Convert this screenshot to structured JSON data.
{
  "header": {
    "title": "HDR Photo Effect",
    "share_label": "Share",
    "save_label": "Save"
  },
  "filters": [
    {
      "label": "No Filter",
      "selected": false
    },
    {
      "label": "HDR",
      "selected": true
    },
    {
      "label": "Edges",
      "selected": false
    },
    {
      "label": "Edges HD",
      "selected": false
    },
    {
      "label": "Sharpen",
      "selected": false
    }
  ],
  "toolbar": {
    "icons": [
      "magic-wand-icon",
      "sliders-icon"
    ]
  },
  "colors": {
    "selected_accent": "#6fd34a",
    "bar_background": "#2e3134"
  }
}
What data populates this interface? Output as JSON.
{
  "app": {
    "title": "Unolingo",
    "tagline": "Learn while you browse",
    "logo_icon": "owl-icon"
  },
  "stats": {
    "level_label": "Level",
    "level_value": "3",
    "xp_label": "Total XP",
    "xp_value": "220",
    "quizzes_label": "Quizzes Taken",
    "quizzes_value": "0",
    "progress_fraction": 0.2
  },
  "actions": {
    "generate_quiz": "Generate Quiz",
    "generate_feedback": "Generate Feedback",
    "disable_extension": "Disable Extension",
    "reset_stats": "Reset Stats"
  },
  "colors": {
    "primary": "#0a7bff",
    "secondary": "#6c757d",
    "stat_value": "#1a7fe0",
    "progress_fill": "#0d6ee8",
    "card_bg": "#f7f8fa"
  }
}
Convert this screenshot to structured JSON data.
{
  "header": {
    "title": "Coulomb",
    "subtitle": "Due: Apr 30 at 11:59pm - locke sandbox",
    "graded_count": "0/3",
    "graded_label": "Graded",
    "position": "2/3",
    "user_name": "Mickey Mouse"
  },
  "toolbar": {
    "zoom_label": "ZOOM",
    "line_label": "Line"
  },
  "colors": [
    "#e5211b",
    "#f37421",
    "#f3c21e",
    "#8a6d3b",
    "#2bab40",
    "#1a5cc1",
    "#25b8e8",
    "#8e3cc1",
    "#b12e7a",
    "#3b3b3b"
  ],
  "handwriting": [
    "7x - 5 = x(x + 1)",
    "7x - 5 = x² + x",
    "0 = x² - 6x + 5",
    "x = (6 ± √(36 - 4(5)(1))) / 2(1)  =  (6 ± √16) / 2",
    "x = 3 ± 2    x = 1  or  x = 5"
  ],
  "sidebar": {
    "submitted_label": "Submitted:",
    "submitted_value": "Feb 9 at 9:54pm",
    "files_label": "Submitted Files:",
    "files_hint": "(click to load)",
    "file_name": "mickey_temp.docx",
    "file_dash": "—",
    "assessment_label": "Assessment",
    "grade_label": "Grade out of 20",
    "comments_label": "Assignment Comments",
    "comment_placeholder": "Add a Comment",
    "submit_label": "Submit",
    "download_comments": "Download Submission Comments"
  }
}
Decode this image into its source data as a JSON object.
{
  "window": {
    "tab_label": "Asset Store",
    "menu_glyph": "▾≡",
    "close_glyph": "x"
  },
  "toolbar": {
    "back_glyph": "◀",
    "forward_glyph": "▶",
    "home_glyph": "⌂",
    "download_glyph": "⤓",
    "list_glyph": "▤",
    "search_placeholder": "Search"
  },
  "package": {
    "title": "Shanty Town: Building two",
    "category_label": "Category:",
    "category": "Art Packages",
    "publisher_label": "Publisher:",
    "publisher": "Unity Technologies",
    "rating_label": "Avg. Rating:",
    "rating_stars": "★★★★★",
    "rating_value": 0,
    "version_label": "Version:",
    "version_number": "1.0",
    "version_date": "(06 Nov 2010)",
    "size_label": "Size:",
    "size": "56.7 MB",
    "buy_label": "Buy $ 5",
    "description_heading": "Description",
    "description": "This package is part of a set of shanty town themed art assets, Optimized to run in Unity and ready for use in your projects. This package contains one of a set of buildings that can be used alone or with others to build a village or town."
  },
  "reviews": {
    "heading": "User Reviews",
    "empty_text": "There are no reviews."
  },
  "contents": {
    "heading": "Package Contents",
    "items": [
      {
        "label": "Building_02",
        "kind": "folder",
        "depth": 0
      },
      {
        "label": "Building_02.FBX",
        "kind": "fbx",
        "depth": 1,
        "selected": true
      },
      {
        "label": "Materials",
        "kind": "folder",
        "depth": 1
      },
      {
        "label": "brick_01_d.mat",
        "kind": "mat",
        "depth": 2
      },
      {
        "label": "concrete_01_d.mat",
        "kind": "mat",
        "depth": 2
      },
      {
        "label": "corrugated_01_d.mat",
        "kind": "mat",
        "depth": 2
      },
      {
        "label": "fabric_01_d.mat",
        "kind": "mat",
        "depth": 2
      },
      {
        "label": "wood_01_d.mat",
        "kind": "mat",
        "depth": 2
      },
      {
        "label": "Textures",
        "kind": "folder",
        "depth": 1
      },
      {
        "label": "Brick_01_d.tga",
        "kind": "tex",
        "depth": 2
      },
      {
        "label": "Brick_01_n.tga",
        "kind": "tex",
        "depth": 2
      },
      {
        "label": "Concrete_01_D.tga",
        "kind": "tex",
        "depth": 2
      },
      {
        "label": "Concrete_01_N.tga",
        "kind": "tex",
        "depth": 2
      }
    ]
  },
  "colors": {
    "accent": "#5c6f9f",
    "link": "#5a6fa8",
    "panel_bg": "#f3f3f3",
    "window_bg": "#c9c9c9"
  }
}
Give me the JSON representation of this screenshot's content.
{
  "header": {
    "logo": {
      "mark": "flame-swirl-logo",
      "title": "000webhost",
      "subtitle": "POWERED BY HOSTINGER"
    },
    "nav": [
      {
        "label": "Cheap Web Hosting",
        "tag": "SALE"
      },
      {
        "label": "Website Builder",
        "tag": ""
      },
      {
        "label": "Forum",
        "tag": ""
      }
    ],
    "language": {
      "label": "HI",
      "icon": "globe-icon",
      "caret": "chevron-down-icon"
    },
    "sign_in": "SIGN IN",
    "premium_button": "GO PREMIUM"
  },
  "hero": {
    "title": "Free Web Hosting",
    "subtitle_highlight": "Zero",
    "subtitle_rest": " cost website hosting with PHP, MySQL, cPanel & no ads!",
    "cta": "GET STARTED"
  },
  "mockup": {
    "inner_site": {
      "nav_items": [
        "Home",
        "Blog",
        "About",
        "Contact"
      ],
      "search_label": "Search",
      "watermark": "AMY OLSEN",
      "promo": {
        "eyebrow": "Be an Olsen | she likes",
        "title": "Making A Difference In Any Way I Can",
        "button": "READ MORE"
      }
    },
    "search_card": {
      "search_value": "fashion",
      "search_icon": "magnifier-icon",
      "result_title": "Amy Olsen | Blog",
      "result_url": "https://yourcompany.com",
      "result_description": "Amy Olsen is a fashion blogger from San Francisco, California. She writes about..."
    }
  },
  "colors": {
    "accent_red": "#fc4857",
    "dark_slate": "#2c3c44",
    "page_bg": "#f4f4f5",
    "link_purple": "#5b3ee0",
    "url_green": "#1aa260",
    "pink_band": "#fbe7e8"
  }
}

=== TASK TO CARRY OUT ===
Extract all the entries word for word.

=== OUTPUT OF THE EXERCISE ===
Convert this screenshot to structured JSON data.
{
  "header": {
    "title": "HDR Photo Effect",
    "share_label": "Share",
    "save_label": "Save"
  },
  "filters": [
    {
      "label": "No Filter",
      "selected": false
    },
    {
      "label": "HDR",
      "selected": true
    },
    {
      "label": "Edges",
      "selected": false
    },
    {
      "label": "Edges HD",
      "selected": false
    },
    {
      "label": "Sharpen",
      "selected": false
    }
  ],
  "toolbar": {
    "icons": [
      "magic-wand-icon",
      "sliders-icon"
    ]
  },
  "colors": {
    "selected_accent": "#6fd34a",
    "bar_background": "#2e3134"
  }
}
What data populates this interface? Output as JSON.
{
  "app": {
    "title": "Unolingo",
    "tagline": "Learn while you browse",
    "logo_icon": "owl-icon"
  },
  "stats": {
    "level_label": "Level",
    "level_value": "3",
    "xp_label": "Total XP",
    "xp_value": "220",
    "quizzes_label": "Quizzes Taken",
    "quizzes_value": "0",
    "progress_fraction": 0.2
  },
  "actions": {
    "generate_quiz": "Generate Quiz",
    "generate_feedback": "Generate Feedback",
    "disable_extension": "Disable Extension",
    "reset_stats": "Reset Stats"
  },
  "colors": {
    "primary": "#0a7bff",
    "secondary": "#6c757d",
    "stat_value": "#1a7fe0",
    "progress_fill": "#0d6ee8",
    "card_bg": "#f7f8fa"
  }
}
Convert this screenshot to structured JSON data.
{
  "header": {
    "title": "Coulomb",
    "subtitle": "Due: Apr 30 at 11:59pm - locke sandbox",
    "graded_count": "0/3",
    "graded_label": "Graded",
    "position": "2/3",
    "user_name": "Mickey Mouse"
  },
  "toolbar": {
    "zoom_label": "ZOOM",
    "line_label": "Line"
  },
  "colors": [
    "#e5211b",
    "#f37421",
    "#f3c21e",
    "#8a6d3b",
    "#2bab40",
    "#1a5cc1",
    "#25b8e8",
    "#8e3cc1",
    "#b12e7a",
    "#3b3b3b"
  ],
  "handwriting": [
    "7x - 5 = x(x + 1)",
    "7x - 5 = x² + x",
    "0 = x² - 6x + 5",
    "x = (6 ± √(36 - 4(5)(1))) / 2(1)  =  (6 ± √16) / 2",
    "x = 3 ± 2    x = 1  or  x = 5"
  ],
  "sidebar": {
    "submitted_label": "Submitted:",
    "submitted_value": "Feb 9 at 9:54pm",
    "files_label": "Submitted Files:",
    "files_hint": "(click to load)",
    "file_name": "mickey_temp.docx",
    "file_dash": "—",
    "assessment_label": "Assessment",
    "grade_label": "Grade out of 20",
    "comments_label": "Assignment Comments",
    "comment_placeholder": "Add a Comment",
    "submit_label": "Submit",
    "download_comments": "Download Submission Comments"
  }
}
Decode this image into its source data as a JSON object.
{
  "window": {
    "tab_label": "Asset Store",
    "menu_glyph": "▾≡",
    "close_glyph": "x"
  },
  "toolbar": {
    "back_glyph": "◀",
    "forward_glyph": "▶",
    "home_glyph": "⌂",
    "download_glyph": "⤓",
    "list_glyph": "▤",
    "search_placeholder": "Search"
  },
  "package": {
    "title": "Shanty Town: Building two",
    "category_label": "Category:",
    "category": "Art Packages",
    "publisher_label": "Publisher:",
    "publisher": "Unity Technologies",
    "rating_label": "Avg. Rating:",
    "rating_stars": "★★★★★",
    "rating_value": 0,
    "version_label": "Version:",
    "version_number": "1.0",
    "version_date": "(06 Nov 2010)",
    "size_label": "Size:",
    "size": "56.7 MB",
    "buy_label": "Buy $ 5",
    "description_heading": "Description",
    "description": "This package is part of a set of shanty town themed art assets, Optimized to run in Unity and ready for use in your projects. This package contains one of a set of buildings that can be used alone or with others to build a village or town."
  },
  "reviews": {
    "heading": "User Reviews",
    "empty_text": "There are no reviews."
  },
  "contents": {
    "heading": "Package Contents",
    "items": [
      {
        "label": "Building_02",
        "kind": "folder",
        "depth": 0
      },
      {
        "label": "Building_02.FBX",
        "kind": "fbx",
        "depth": 1,
        "selected": true
      },
      {
        "label": "Materials",
        "kind": "folder",
        "depth": 1
      },
      {
        "label": "brick_01_d.mat",
        "kind": "mat",
        "depth": 2
      },
      {
        "label": "concrete_01_d.mat",
        "kind": "mat",
        "depth": 2
      },
      {
        "label": "corrugated_01_d.mat",
        "kind": "mat",
        "depth": 2
      },
      {
        "label": "fabric_01_d.mat",
        "kind": "mat",
        "depth": 2
      },
      {
        "label": "wood_01_d.mat",
        "kind": "mat",
        "depth": 2
      },
      {
        "label": "Textures",
        "kind": "folder",
        "depth": 1
      },
      {
        "label": "Brick_01_d.tga",
        "kind": "tex",
        "depth": 2
      },
      {
        "label": "Brick_01_n.tga",
        "kind": "tex",
        "depth": 2
      },
      {
        "label": "Concrete_01_D.tga",
        "kind": "tex",
        "depth": 2
      },
      {
        "label": "Concrete_01_N.tga",
        "kind": "tex",
        "depth": 2
      }
    ]
  },
  "colors": {
    "accent": "#5c6f9f",
    "link": "#5a6fa8",
    "panel_bg": "#f3f3f3",
    "window_bg": "#c9c9c9"
  }
}
Give me the JSON representation of this screenshot's content.
{
  "header": {
    "logo": {
      "mark": "flame-swirl-logo",
      "title": "000webhost",
      "subtitle": "POWERED BY HOSTINGER"
    },
    "nav": [
      {
        "label": "Cheap Web Hosting",
        "tag": "SALE"
      },
      {
        "label": "Website Builder",
        "tag": ""
      },
      {
        "label": "Forum",
        "tag": ""
      }
    ],
    "language": {
      "label": "HI",
      "icon": "globe-icon",
      "caret": "chevron-down-icon"
    },
    "sign_in": "SIGN IN",
    "premium_button": "GO PREMIUM"
  },
  "hero": {
    "title": "Free Web Hosting",
    "subtitle_highlight": "Zero",
    "subtitle_rest": " cost website hosting with PHP, MySQL, cPanel & no ads!",
    "cta": "GET STARTED"
  },
  "mockup": {
    "inner_site": {
      "nav_items": [
        "Home",
        "Blog",
        "About",
        "Contact"
      ],
      "search_label": "Search",
      "watermark": "AMY OLSEN",
      "promo": {
        "eyebrow": "Be an Olsen | she likes",
        "title": "Making A Difference In Any Way I Can",
        "button": "READ MORE"
      }
    },
    "search_card": {
      "search_value": "fashion",
      "search_icon": "magnifier-icon",
      "result_title": "Amy Olsen | Blog",
      "result_url": "https://yourcompany.com",
      "result_description": "Amy Olsen is a fashion blogger from San Francisco, California. She writes about..."
    }
  },
  "colors": {
    "accent_red": "#fc4857",
    "dark_slate": "#2c3c44",
    "page_bg": "#f4f4f5",
    "link_purple": "#5b3ee0",
    "url_green": "#1aa260",
    "pink_band": "#fbe7e8"
  }
}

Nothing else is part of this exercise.